Independence wasn’t really achieved until September 3, 1783 when Britain signed the Treaty of Paris, and, to be factual, our current government only dates from March 4, 1789 when the first government under our Constitution was installed.

Liberty was not extended to all men until December 6, 1865 with ratification of the Thirteenth Amendment abolishing slavery, nor were women given the one of the most important rights of men until August 26, 1920 with the ratification of the Nineteenth Amendment recognizing their votes.

In truth, until July 2, 1964 when Lyndon Johnson signed the Civil Rights Act into law, there was no mechanism to force government to recognize the rights of all American citizens.

7 comments

1 Badtux { 07.05.13 at 12:55 am }

The independence resolution was passed on July 2, 1776. I’ve always been baffled as to why we celebrate Independence Day on July 4, which is just the day when Thomas Jefferson turned in his assigned essay entitled “Why We Want To Be Independent”, which was promptly marked up in red and given a “F” until 50% of it had been cut out (especially the parts dealing with slavery, which was a taboo subject in the South even then).

In a way it was quite fitting that Lyndon Johnson signed the Civil Rights Act on July 2, because that was the true Independence Day to begin with.

– Badtux the Baffled Contrarian Penguin

2 Bryan { 07.05.13 at 1:11 am }

Because that’s the date they put at the top of page, and both TJ and John Adams died on that date fifty years later, so it must be a portent or perhaps karma, or just another coincidence. The whole thing my have been a cover up to hide the fact that Alexander Hamilton was messing around and need a strong alibi for that date.

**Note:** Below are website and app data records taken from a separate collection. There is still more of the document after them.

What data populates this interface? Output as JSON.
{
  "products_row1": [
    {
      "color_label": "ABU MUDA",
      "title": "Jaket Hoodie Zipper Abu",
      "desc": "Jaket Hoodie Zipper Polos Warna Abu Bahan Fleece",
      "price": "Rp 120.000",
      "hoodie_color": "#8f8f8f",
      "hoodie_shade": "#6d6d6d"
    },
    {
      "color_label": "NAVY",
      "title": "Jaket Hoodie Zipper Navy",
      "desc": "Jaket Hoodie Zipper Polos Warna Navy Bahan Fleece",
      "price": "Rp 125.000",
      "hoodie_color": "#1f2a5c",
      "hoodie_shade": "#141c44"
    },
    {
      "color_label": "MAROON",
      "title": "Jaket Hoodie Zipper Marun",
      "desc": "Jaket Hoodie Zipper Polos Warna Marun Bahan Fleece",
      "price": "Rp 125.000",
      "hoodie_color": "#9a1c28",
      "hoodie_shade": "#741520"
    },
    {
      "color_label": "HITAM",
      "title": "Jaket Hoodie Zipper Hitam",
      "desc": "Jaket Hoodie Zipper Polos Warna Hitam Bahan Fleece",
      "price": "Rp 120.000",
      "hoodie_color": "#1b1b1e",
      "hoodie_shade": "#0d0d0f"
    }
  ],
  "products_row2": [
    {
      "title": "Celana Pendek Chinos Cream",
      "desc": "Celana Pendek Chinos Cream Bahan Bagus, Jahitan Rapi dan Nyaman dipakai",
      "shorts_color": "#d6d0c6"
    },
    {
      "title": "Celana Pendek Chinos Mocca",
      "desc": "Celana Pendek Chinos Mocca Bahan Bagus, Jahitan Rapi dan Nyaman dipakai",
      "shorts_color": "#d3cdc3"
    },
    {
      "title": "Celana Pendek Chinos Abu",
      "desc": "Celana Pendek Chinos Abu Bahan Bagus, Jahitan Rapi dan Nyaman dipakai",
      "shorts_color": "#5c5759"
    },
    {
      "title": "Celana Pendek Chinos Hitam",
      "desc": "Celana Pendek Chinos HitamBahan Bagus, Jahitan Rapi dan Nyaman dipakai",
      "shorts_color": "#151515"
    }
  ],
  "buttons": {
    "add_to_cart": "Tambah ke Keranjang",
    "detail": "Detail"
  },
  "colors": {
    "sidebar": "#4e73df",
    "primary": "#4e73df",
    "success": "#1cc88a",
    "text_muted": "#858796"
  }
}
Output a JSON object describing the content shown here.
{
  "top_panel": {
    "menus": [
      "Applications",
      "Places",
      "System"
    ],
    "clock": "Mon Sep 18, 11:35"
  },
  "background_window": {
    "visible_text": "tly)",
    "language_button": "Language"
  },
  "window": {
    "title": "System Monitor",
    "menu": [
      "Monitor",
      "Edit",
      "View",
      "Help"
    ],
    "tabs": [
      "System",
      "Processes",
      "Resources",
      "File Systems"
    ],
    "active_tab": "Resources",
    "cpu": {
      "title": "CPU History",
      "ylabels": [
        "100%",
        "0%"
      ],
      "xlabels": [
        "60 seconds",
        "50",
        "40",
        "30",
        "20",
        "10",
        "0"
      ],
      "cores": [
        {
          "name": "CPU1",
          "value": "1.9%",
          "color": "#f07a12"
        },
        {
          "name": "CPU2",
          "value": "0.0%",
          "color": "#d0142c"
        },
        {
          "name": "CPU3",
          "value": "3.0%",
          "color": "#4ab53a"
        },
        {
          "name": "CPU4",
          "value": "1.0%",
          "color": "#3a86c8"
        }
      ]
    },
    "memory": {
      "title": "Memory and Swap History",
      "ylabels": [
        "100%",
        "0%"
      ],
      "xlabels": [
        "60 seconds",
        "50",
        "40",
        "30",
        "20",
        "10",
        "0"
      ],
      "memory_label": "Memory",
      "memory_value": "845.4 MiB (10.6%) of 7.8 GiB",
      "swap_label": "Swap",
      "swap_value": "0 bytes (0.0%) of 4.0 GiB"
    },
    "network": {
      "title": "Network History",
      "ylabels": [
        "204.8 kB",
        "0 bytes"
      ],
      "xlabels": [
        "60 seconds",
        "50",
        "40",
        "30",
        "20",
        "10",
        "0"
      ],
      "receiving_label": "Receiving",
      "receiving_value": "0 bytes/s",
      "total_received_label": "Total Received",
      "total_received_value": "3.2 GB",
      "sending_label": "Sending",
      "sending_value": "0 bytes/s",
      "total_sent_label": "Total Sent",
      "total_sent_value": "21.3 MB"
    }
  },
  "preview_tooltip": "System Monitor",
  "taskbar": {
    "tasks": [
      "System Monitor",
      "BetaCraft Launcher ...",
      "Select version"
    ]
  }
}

It’s become just an excuse to get drunk and blow things up in the middle of the summer. Sooner or later it will be celebrated on the first Monday in July so there’s a three day weekend and Congress can take two weeks off instead of just one.

3 Kryten42 { 07.05.13 at 5:15 am }

I dunno… But it seems that Egyptians think it’s a good day to celebrate! 🙂

2013 July 4th Fireworks Photos Ranking: Cairo fireworks ranked best

Let’s see the wingnuts get all uptight about that! 😆

4 Bryan { 07.05.13 at 10:55 am }

Come on, ‘Noz over at Rubber Hose has the plan already laid out – the wingers will claim the evil Arabs are trying to steal the Fourth of July as a holiday… 👿

5 Kryten42 { 07.05.13 at 11:17 am }

LOL Yeah… But on the plus side, stups the wacko’s annoying *real people* for awhile. 😉

Curiously, JewishNews had a good article about the Egyptian Independance Day (which IMHO, the Egyptians have a legitimate reason to celebrate).

Like most of the people on the planet, I was glued to my TV screen last night, following the events in the streets of Cairo. Talk about throwing a party – this has to have been the most wonderful 4th of July celebration ever. And, by the way, if the Egyptians want it – they can declare July 4th their official Day of Independence (even though it was all happening on July 3rd).

Or maybe we’ll make it a twofer, with the Egyptian day coming right before the American. A day in Cairo, a night in DC kind of thing.

I don’t think it’s been done before – an Islamist president being toppled by a popular coup, completely driven by the people.

They’re still poor and hungry, but last night they looked crazy happy.

Best 4th of July Fireworks – in Cairo

6 Badtux { 07.05.13 at 12:08 pm }

Hmm, so T.J. accidentally put the wrong date at the top of his essay “Why We Want To Be Independent”, and everybody uses that rather than the real date, July 2 because they don’t know any better? So we celebrate Independence Day on July 4 because of a clerical error that should have been caught in copyediting but made it into print?

Heh. Given the reign of error we’ve had the past handful of Presidents, nothing surprises me anymore :).

7 Bryan { 07.05.13 at 4:05 pm }

I seem to remember reading that it was done so more people could sign it. Actually many of the ‘signers’ didn’t make the effort for months.

Hell, we had only been on the ‘new’ Gregorian calendar since 1752, so a lot of dates were still screwed up.